I am really enjoying this theme about engagement. I love the idea of integrating technology into our courses as a means of engaging students. This serves several purposes. The first, of course, is to communicate to students who exist in this technological world. I’ve had classes where the students teach me about how to use the technology! The second purpose is that it shows the students that the University is not stagnant. We are willing to change and to embrace technology as it becomes available. I have a more phlosophical view about technology integration, than a view which incorporates specific technologies. I will try and explain it.

I share with my journalism students an anecdote about the New York Times, a leading newspaper in the United States. Newspapers all over the world were going out of business because of the move to online news. Advertisers were taking their revenue to online sources, or setting up their own websites. The need for advertising in newspapers has gone. Without advertising, newspapers have no revenue. Plus, the desire for immediate news means that people are no longer willing to wait until a newspaper is published the day after an event. So newspapers all over the world were closing down. Two large newspapers – the NY Times and the Tribune – took different approaches to this threat on their existence. The Tribune decided people would continue to buy newspapers if the content was interesting – so they wrote about sex and scandals and porn. Problem was, it wasn’t news. And it turns out people want news. The NY Times took another position and went digital. It lost paper advertisers, so the paper copy was much smaller than it once was but it continued to print newspapers. All of the stories were also published on the website. The sales of newspapers continued because people saw the news on the web but preferred to read about it in the newspaper. Then the iPad was invented. The NY Times was one of the first to invent a newspaper App. They charge a subscription fee for the reader and have advertising space online. The NY Times is still going strong, churning out thousands of words a day in news. The Tribune is bankrupt. The NY Times embraced the technology. For my journalism students, the moral of the story is to think about the target public and to choose the medium most appropriate to reach them. For us lecturers, I think there is a similar moral. Just because the technology exists does not necessarily mean we jump in head first, but if embracing the technology allows us to teach more efficiently and allows the students to learn more readily, then we have a level of obligation to our industry to try different teaching methods.

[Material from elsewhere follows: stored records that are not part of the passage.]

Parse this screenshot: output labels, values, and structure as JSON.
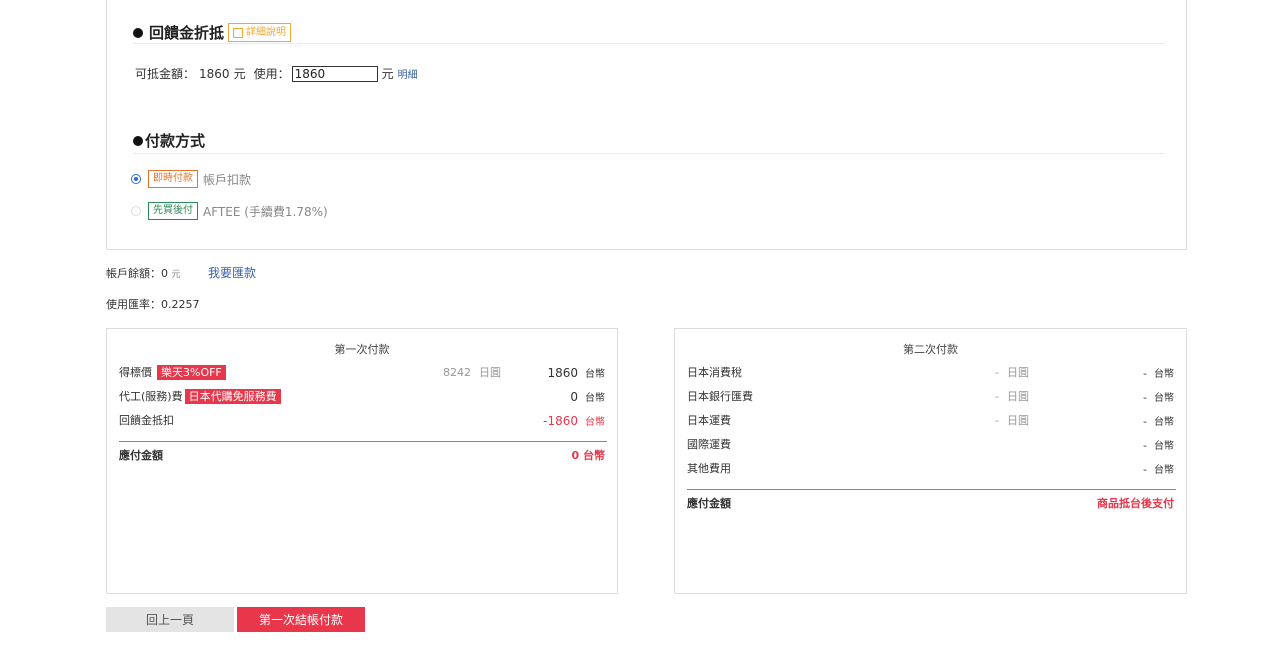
{
  "rebate": {
    "title": "回饋金折抵",
    "info_label": "詳細說明",
    "available_label": "可抵金額：",
    "available_amount": "1860",
    "unit": "元",
    "use_label": "使用：",
    "use_value": "1860",
    "detail_link": "明細"
  },
  "payment": {
    "title": "付款方式",
    "options": [
      {
        "tag": "即時付款",
        "label": "帳戶扣款",
        "selected": true
      },
      {
        "tag": "先買後付",
        "label": "AFTEE (手續費1.78%)",
        "selected": false
      }
    ]
  },
  "account": {
    "balance_label": "帳戶餘額：",
    "balance_value": "0",
    "balance_unit": "元",
    "remit_link": "我要匯款",
    "rate_label": "使用匯率：",
    "rate_value": "0.2257"
  },
  "first_payment": {
    "title": "第一次付款",
    "rows": [
      {
        "label": "得標價",
        "tag": "樂天3%OFF",
        "jpy": "8242",
        "jpy_unit": "日圓",
        "twd": "1860",
        "twd_unit": "台幣"
      },
      {
        "label": "代工(服務)費",
        "tag": "日本代購免服務費",
        "twd": "0",
        "twd_unit": "台幣"
      },
      {
        "label": "回饋金抵扣",
        "twd": "-1860",
        "twd_unit": "台幣"
      }
    ],
    "total_label": "應付金額",
    "total_value": "0 台幣"
  },
  "second_payment": {
    "title": "第二次付款",
    "rows": [
      {
        "label": "日本消費稅",
        "jpy": "-",
        "jpy_unit": "日圓",
        "twd": "-",
        "twd_unit": "台幣"
      },
      {
        "label": "日本銀行匯費",
        "jpy": "-",
        "jpy_unit": "日圓",
        "twd": "-",
        "twd_unit": "台幣"
      },
      {
        "label": "日本運費",
        "jpy": "-",
        "jpy_unit": "日圓",
        "twd": "-",
        "twd_unit": "台幣"
      },
      {
        "label": "國際運費",
        "twd": "-",
        "twd_unit": "台幣"
      },
      {
        "label": "其他費用",
        "twd": "-",
        "twd_unit": "台幣"
      }
    ],
    "total_label": "應付金額",
    "total_value": "商品抵台後支付"
  },
  "buttons": {
    "back": "回上一頁",
    "checkout": "第一次結帳付款"
  },
  "colors": {
    "accent": "#e8364a",
    "link": "#3a62a8",
    "orange": "#f0a830"
  }
}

I love the idea about using Twitter in classes. That immediacy is just what the students are used to. I’d be interested to see if it worked in a class setting. It has been my experience that students prefer Facebook. In my course, we look at Twitter from a journaistic perspective, and it is fascinating just how few students use it. Twitter (according to my students) is too hard. (I love Twitter: its brevity, its immediacy, and its potential to link through to more details.) Now, Facebook however is a different matter. From a quick show of hands in my class of 25, about 24 had iPhones, all of which were turned on. Half were on Facebook checking status updates during class and three had posted an update in that class! Professional Communication has its own Facebook page. When we update a status, it is sent to our “friends” and it appears in their news feed. The student can choose to read it or not, but the message is getting through. I have not posted during a class – but after this Twitter suggestion, I might just do so.